After an image has been scanned or captured for display on the web, there are a fixed number of pixels or picture elements in the file. Our square images are usually 480x480 pixels with the border and drop shadow. No matter what resolution you choose to display them at, the number of pixels you are looking at stays the same. Lowering the resolution to 640x480 means that each one of the 480 pixels are large and far apart, as is everything else on the page. Increasing the resolution to 1600x1200 (which is the way I like to view these images) makes each one of the 480 pixels smaller and closer together, making the overall size of the image smaller, and the image appears 'sharper.'

This optical illusion is exactly the same as looking at a 5 inch TV screen displaying the universal NTSC standard of 550 lines of resolution very close together, versus looking at the same 550 lines spread out over a 54 inch TV screen. The picture 'appears' sharper when the lines are thinner and closer together, and less sharp when fatter and spread out over a larger surface. Increasing the screen resolution therefore, does not actually make the image better or sharper, it just appears that way. On the other hand, increasing the color depth to 24-bit True Color does indeed make a real difference in the quality of the image you see.


The maximum color depth and screen resolution you can get on your system is based on the limitations of your monitor and your display card. The specifications of each will tell you what you can expect. Today's top-of-the-line monitors can display 1800x1400 pixels per inch at 32-bit color depth using a .26 size pixel. Be prepared to pay plenty for those. But they will only display what your display adaptor can send to them, and on-board display memory is the key here. 1MB is standard, with 2MB, 4MB and 8MB as usual options. Better graphics adaptors also now come with built-in graphics accelerator chips which make the display of complex images much faster and smoother.

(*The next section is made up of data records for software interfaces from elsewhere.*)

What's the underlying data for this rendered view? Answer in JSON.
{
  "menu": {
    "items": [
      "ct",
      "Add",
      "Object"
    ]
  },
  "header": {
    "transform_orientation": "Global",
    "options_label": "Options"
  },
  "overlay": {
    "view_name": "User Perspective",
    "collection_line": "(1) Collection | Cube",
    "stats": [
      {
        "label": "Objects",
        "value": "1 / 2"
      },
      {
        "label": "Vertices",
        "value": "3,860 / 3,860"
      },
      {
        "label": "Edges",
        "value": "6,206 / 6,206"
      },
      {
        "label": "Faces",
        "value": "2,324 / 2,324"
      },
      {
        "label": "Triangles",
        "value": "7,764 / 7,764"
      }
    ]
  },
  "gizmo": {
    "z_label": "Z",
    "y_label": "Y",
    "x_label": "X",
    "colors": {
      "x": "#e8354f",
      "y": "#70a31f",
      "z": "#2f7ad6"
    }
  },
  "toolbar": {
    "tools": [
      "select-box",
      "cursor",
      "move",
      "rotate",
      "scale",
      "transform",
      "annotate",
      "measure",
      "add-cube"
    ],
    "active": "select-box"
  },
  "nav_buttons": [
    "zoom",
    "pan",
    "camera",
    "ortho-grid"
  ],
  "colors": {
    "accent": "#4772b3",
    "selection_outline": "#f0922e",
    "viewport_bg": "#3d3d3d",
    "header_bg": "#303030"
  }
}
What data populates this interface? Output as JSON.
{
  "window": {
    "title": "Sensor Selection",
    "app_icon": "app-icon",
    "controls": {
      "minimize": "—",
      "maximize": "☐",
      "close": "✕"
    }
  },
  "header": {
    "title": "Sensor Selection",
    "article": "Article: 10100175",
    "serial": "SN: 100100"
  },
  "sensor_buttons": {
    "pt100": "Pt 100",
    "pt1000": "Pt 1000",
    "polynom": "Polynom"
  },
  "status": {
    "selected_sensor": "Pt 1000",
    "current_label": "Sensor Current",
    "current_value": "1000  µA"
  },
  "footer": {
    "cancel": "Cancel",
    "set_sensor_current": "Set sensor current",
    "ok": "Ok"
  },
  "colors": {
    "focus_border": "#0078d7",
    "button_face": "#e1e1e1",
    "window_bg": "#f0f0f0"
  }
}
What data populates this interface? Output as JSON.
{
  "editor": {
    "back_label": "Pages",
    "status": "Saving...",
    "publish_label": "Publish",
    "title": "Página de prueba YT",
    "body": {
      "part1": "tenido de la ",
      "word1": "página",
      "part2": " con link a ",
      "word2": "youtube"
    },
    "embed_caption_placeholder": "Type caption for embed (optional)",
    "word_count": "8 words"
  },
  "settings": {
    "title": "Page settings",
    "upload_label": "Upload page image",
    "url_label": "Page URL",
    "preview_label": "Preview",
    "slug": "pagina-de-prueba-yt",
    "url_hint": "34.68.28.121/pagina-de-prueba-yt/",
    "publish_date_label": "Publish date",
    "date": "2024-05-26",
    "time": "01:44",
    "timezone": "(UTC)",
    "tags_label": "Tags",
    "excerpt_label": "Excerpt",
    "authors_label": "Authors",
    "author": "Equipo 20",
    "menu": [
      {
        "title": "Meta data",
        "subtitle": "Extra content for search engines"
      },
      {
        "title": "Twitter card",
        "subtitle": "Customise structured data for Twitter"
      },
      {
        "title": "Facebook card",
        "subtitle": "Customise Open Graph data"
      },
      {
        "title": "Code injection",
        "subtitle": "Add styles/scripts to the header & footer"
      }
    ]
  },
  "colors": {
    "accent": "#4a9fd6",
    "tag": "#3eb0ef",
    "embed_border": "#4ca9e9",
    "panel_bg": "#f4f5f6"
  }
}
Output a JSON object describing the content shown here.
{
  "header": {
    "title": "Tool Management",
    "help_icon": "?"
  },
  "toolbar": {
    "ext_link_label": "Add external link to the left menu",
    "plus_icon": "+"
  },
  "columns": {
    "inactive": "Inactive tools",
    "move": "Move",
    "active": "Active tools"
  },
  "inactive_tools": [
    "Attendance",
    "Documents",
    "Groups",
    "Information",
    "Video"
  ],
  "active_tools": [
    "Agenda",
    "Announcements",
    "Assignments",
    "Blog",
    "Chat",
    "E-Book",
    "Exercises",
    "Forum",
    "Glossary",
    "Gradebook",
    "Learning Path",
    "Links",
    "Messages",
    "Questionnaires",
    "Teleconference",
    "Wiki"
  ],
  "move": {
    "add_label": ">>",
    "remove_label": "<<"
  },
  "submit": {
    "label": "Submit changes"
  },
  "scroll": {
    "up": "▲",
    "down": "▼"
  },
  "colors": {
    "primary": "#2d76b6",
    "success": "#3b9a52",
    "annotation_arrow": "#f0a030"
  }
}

I use a Mag Innovision model MX21F 21" monitor which supports either 1600x1200 at 24-bit color, and an ATI All-in-Wonder Pro display adaptor with 8MB of on-board memory with a Rage Pro accelerator chip.

Please let me know via e-mail what works best for you, and of course how you like our Samples or your proofs!